Work through the listing below, copying each line that carries the word "icon".

EXERCISE INPUTS:
▬▬▬

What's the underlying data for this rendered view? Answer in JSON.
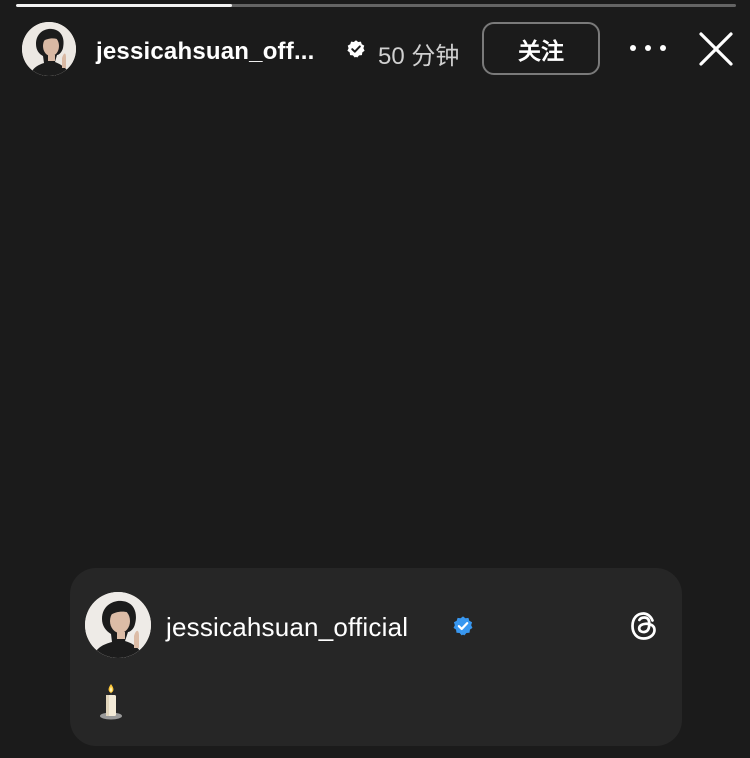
{
  "story": {
    "progress_fraction": 0.3
  },
  "header": {
    "username": "jessicahsuan_off...",
    "verified_icon": "verified-badge-icon",
    "time_ago": "50 分钟",
    "follow_label": "关注",
    "more_icon": "more-horizontal-icon",
    "close_icon": "close-icon"
  },
  "card": {
    "username": "jessicahsuan_official",
    "verified_icon": "verified-badge-icon",
    "verified_color": "#3897f0",
    "threads_icon": "threads-logo-icon",
    "emoji_icon": "candle-icon"
  },
  "colors": {
    "background": "#1b1b1b",
    "card_background": "#262626",
    "text_primary": "#ffffff",
    "text_secondary": "#d0d0d0",
    "button_border": "#7a7a7a"
  }
}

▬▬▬

SOLVED PROBLEM:
    "verified_icon": "verified-badge-icon",
    "more_icon": "more-horizontal-icon",
    "close_icon": "close-icon"
    "verified_icon": "verified-badge-icon",
    "threads_icon": "threads-logo-icon",
    "emoji_icon": "candle-icon"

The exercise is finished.